## EXERCISE
From the listing below, work out how many lines contain "label". Reply with that number only.
═══
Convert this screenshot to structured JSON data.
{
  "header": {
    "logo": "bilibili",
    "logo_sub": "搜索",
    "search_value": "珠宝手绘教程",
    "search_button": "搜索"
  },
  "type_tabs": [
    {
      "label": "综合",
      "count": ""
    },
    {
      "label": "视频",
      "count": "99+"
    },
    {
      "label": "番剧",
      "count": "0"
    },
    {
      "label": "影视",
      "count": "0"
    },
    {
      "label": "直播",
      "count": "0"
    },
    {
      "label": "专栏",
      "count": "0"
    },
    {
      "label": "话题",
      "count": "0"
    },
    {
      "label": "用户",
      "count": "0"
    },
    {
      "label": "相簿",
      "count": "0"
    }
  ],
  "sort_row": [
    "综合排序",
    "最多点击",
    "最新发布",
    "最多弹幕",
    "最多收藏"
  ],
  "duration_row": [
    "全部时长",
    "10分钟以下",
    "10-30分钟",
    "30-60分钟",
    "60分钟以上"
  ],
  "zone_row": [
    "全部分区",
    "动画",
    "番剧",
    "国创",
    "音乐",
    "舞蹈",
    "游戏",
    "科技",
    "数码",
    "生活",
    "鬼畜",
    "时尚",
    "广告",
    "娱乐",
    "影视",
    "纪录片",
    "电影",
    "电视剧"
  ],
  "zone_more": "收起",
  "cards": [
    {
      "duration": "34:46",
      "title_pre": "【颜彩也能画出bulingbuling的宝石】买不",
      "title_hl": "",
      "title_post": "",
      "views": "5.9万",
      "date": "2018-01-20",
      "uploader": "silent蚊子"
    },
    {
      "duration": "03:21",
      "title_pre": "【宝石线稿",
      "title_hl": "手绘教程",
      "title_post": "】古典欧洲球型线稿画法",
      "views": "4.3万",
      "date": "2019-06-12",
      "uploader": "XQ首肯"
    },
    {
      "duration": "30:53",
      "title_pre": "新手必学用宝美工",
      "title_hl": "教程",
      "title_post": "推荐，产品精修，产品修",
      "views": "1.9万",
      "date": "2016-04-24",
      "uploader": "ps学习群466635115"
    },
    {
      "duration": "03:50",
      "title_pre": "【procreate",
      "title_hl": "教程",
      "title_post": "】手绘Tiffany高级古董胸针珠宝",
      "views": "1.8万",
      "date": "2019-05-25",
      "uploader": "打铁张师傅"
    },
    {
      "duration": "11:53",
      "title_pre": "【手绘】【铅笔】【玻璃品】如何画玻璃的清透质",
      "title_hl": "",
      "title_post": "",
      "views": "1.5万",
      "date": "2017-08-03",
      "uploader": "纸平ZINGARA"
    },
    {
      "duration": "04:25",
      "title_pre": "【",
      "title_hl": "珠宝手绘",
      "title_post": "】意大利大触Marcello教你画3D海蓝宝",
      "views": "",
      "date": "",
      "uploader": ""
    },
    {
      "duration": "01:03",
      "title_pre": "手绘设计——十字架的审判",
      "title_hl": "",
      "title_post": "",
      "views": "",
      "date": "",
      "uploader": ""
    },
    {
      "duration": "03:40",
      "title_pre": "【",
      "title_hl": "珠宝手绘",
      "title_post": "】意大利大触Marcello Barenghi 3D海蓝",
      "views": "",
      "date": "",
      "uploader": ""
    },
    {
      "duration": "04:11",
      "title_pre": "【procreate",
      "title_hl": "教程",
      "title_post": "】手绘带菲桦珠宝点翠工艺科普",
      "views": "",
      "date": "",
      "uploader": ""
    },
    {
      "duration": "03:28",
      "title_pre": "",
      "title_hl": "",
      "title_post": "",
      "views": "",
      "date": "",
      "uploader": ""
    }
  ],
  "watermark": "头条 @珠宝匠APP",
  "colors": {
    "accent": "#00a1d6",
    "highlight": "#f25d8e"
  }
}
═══
## SOLUTION TO THIS PROBLEM
9